Over the decades of her public service, Netumbo Nandi-Ndaitwah, Deputy Prime Minister and Minister of International Relations and Cooperation grew to prominence as a staunch advocate of women’s rights.

We find the new position of Nandi-Ndaitwah against comprehensive sexuality education (CSE), a total contradiction to her erstwhile claim to fame as an advocate for women.

Sexuality education for young girls and women is the first step towards their empowerment. Women must make choices about their bodies and their futures.

We fail to see a logical reason for Namibia’s #1 international women empowerment advocate to shift gears and withdraw support for an educational framework that empowers women and girls.
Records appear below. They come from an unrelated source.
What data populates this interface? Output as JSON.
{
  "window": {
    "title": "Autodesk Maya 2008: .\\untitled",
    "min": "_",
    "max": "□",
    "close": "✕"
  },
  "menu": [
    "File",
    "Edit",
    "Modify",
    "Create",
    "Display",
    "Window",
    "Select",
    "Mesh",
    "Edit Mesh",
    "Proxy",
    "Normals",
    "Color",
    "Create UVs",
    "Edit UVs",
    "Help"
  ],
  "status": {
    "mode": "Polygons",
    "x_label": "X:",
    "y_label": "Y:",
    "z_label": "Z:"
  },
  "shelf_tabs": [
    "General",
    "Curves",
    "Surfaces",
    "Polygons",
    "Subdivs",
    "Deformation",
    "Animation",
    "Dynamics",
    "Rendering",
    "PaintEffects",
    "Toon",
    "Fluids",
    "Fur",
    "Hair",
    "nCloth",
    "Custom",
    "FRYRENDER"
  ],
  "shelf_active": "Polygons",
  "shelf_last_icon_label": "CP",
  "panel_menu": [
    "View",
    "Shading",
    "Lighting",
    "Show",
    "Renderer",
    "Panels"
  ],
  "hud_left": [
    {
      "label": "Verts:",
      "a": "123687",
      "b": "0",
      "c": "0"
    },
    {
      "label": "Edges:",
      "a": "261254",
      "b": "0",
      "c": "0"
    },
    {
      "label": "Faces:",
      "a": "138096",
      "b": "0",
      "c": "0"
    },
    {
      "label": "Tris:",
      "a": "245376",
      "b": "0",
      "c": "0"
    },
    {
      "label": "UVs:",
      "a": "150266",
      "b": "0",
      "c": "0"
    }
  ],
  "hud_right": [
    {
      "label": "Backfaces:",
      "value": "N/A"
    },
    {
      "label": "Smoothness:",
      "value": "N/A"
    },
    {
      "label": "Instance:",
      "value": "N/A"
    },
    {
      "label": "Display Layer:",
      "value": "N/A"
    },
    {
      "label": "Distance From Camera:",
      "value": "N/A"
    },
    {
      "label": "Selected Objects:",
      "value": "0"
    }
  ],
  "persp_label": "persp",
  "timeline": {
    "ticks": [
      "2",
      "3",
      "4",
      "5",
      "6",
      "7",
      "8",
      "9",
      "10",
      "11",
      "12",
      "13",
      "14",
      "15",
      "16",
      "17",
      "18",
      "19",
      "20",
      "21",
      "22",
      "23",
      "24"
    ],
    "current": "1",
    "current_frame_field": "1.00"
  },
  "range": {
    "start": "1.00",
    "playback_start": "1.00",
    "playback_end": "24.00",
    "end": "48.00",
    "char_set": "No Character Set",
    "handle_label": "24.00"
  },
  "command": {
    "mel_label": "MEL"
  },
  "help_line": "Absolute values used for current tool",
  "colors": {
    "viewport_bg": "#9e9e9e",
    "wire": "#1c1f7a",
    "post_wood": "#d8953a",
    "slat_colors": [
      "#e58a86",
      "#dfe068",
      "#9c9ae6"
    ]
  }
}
Is there internal political pressure from those opposed to women having reproductive rights? Is there some interfering outside right-wing conservative pressure behind it?

The Comprehensive Sexuality Education Programme as per the United Nations Population Fund (www.unfpa.org) is a programme to develop gender-equitable relationships. It has been developed to promote and protect human rights. It seeks to generate values of tolerance, non-discrimination and civic engagement. It is detailed learning content on aspects of reproductive health and wellbeing.

CSE influenced curricula could be adapted to include tools for young girls to deal with the issue of rape. girls can learn about how to manage incest, inappropriate touching, and molestation by people close to them. This sounds like the kind of program Ndaitwah would normally embrace.

What is really happening here?

The Deputy Prime Minister proclaims some ‘good aspects’ of the CSE. And yet, she wants an education guideline that “steers away from engaging in elements that may be considered illegal.” Now what euphemism is that? Is she referring to LGBTQI issues? Is she calling people with non-mainstream sexual orientation illegal? Or is she referring to reproductive rights? Is she saying that this is the illegality embodied in CSE?

Groups that bring free sanitary pads to rural schools across the nation are reporting that many of the girls they meet do not understand what their periods are. They do not link periods to pregnancy. They do not know what a uterus or eggs or fallopian tubes are. They do not understand about sperm and how it fertilizes and egg. This is insanity.

Government and families must be held responsible for this level of ignorance in our girls and young women. This is the main reason for the explosion in unplanned pregnancies and the second class status of women in Namibia.

By pulling away from the CSE, Namibia has announced to the world that the Land of the Brave is a country that is retrogressive. Right wing conservatives (the same people who fought against Namibian independence), über-Christians (the same who defended apartheid) should be pleased. Namibia has also shown the world that we do not READ treaties before we sign them.

The CSE goals have not changed since this country signed on in the first place. Where was the national discussion and inputs from affected communities before such a policy shift? Why is Ndaitwah doing it quick, fast and under-the-table?

One of the most dis-empowering things for a woman is to have unwanted babies one after the other. When this baby mill happens without education on birth control or access to information about other options, it is not an empowered life.

Unwanted pregnancies lead to unwanted babies. We have a disgraceful, inhuman baby dumping plague in Namibia. We have school girls giving birth. There are women with babies from 2-3 different men. We have children growing up unattended, unsupervised and unloved. This is wrong if the women giving birth are not making informed choices. We need more sexuality education, not less.

The moral and ethical priorities of a community are learned in the home. Parents must get out of the useless cultural ‘traditions’ of not talking about sex with their children. The kids are learning it online and from each other; they are learning wrong things. Ignorance is never better than knowing.

The CSE is a guideline, not a curriculum nor is it a mandate. Member states can adapt the guidelines to fit their structures. A country can still embrace CSE while making their traditions, priorities and culture reflected in program implementation. So why pull out?

Ndaitwah must explain her flip-flop on women empowerment. Her current position against the CSE is a sad contradiction.